(Extracted records)
- Opening Delimiter -
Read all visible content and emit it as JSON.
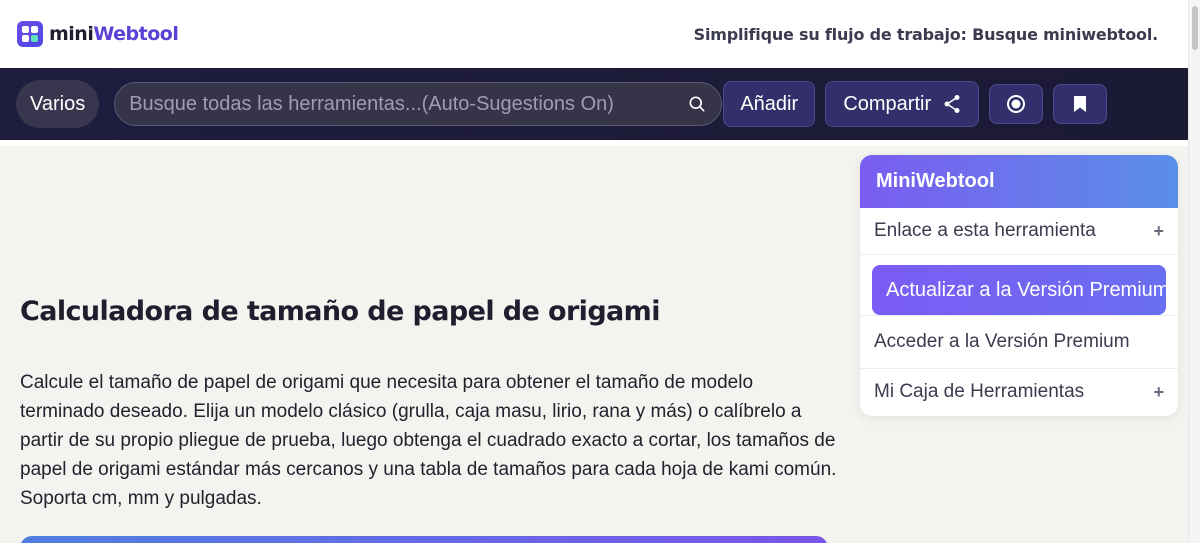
{
  "header": {
    "logo_mini": "mini",
    "logo_web": "Webtool",
    "tagline": "Simplifique su flujo de trabajo: Busque miniwebtool."
  },
  "navbar": {
    "varios_label": "Varios",
    "search_placeholder": "Busque todas las herramientas...(Auto-Sugestions On)",
    "add_label": "Añadir",
    "share_label": "Compartir"
  },
  "main": {
    "title": "Calculadora de tamaño de papel de origami",
    "description": "Calcule el tamaño de papel de origami que necesita para obtener el tamaño de modelo terminado deseado. Elija un modelo clásico (grulla, caja masu, lirio, rana y más) o calíbrelo a partir de su propio pliegue de prueba, luego obtenga el cuadrado exacto a cortar, los tamaños de papel de origami estándar más cercanos y una tabla de tamaños para cada hoja de kami común. Soporta cm, mm y pulgadas."
  },
  "sidebar": {
    "title": "MiniWebtool",
    "link_label": "Enlace a esta herramienta",
    "premium_upgrade_label": "Actualizar a la Versión Premium",
    "premium_access_label": "Acceder a la Versión Premium",
    "toolbox_label": "Mi Caja de Herramientas",
    "plus_symbol": "+"
  },
  "colors": {
    "brand_purple": "#5b3fd6",
    "nav_bg": "#1f1d3e",
    "premium_gradient_start": "#7b5cf5",
    "page_bg": "#f3f3ef"
  }
}
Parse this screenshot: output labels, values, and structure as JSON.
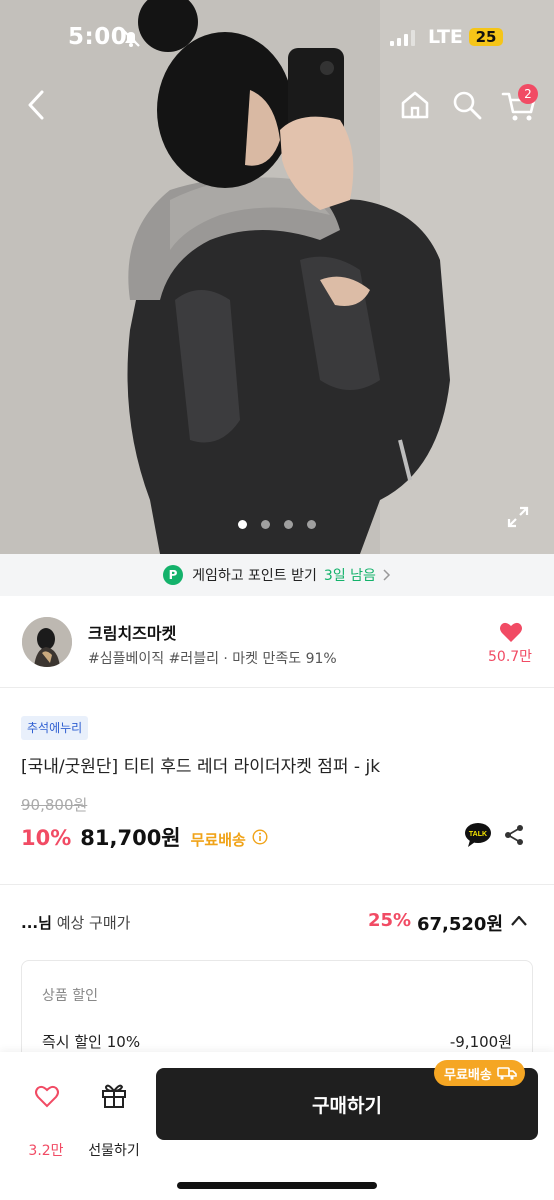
{
  "status_bar": {
    "time": "5:00",
    "network": "LTE",
    "battery": "25"
  },
  "top_nav": {
    "cart_count": "2"
  },
  "gallery": {
    "current_index": 1,
    "total": 4
  },
  "game_banner": {
    "text": "게임하고 포인트 받기",
    "days_left": "3일 남음",
    "icon_letter": "P"
  },
  "seller": {
    "name": "크림치즈마켓",
    "meta": "#심플베이직 #러블리 · 마켓 만족도 91%",
    "likes": "50.7만"
  },
  "product": {
    "badge": "추석에누리",
    "title": "[국내/굿원단] 티티 후드 레더 라이더자켓 점퍼 - jk",
    "original_price": "90,800원",
    "discount": "10%",
    "price": "81,700원",
    "free_shipping": "무료배송",
    "talk_label": "TALK"
  },
  "expected": {
    "label_name": "...님",
    "label_text": "예상 구매가",
    "discount": "25%",
    "price": "67,520원",
    "box_title": "상품 할인",
    "item_label": "즉시 할인 10%",
    "item_value": "-9,100원"
  },
  "bottom_bar": {
    "like_count": "3.2만",
    "gift_label": "선물하기",
    "buy_label": "구매하기",
    "shipping_tag": "무료배송"
  },
  "colors": {
    "accent": "#f14b64",
    "green": "#14b26b",
    "orange": "#f5a623",
    "dark": "#1f1f1f"
  }
}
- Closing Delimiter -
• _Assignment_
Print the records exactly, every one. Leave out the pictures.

• _Output for this exercise_
Read all visible content and emit it as JSON.
{
  "header": {
    "logo_mini": "mini",
    "logo_web": "Webtool",
    "tagline": "Simplifique su flujo de trabajo: Busque miniwebtool."
  },
  "navbar": {
    "varios_label": "Varios",
    "search_placeholder": "Busque todas las herramientas...(Auto-Sugestions On)",
    "add_label": "Añadir",
    "share_label": "Compartir"
  },
  "main": {
    "title": "Calculadora de tamaño de papel de origami",
    "description": "Calcule el tamaño de papel de origami que necesita para obtener el tamaño de modelo terminado deseado. Elija un modelo clásico (grulla, caja masu, lirio, rana y más) o calíbrelo a partir de su propio pliegue de prueba, luego obtenga el cuadrado exacto a cortar, los tamaños de papel de origami estándar más cercanos y una tabla de tamaños para cada hoja de kami común. Soporta cm, mm y pulgadas."
  },
  "sidebar": {
    "title": "MiniWebtool",
    "link_label": "Enlace a esta herramienta",
    "premium_upgrade_label": "Actualizar a la Versión Premium",
    "premium_access_label": "Acceder a la Versión Premium",
    "toolbox_label": "Mi Caja de Herramientas",
    "plus_symbol": "+"
  },
  "colors": {
    "brand_purple": "#5b3fd6",
    "nav_bg": "#1f1d3e",
    "premium_gradient_start": "#7b5cf5",
    "page_bg": "#f3f3ef"
  }
}
Parse this screenshot: output labels, values, and structure as JSON.
{
  "status_bar": {
    "time": "5:00",
    "network": "LTE",
    "battery": "25"
  },
  "top_nav": {
    "cart_count": "2"
  },
  "gallery": {
    "current_index": 1,
    "total": 4
  },
  "game_banner": {
    "text": "게임하고 포인트 받기",
    "days_left": "3일 남음",
    "icon_letter": "P"
  },
  "seller": {
    "name": "크림치즈마켓",
    "meta": "#심플베이직 #러블리 · 마켓 만족도 91%",
    "likes": "50.7만"
  },
  "product": {
    "badge": "추석에누리",
    "title": "[국내/굿원단] 티티 후드 레더 라이더자켓 점퍼 - jk",
    "original_price": "90,800원",
    "discount": "10%",
    "price": "81,700원",
    "free_shipping": "무료배송",
    "talk_label": "TALK"
  },
  "expected": {
    "label_name": "...님",
    "label_text": "예상 구매가",
    "discount": "25%",
    "price": "67,520원",
    "box_title": "상품 할인",
    "item_label": "즉시 할인 10%",
    "item_value": "-9,100원"
  },
  "bottom_bar": {
    "like_count": "3.2만",
    "gift_label": "선물하기",
    "buy_label": "구매하기",
    "shipping_tag": "무료배송"
  },
  "colors": {
    "accent": "#f14b64",
    "green": "#14b26b",
    "orange": "#f5a623",
    "dark": "#1f1f1f"
  }
}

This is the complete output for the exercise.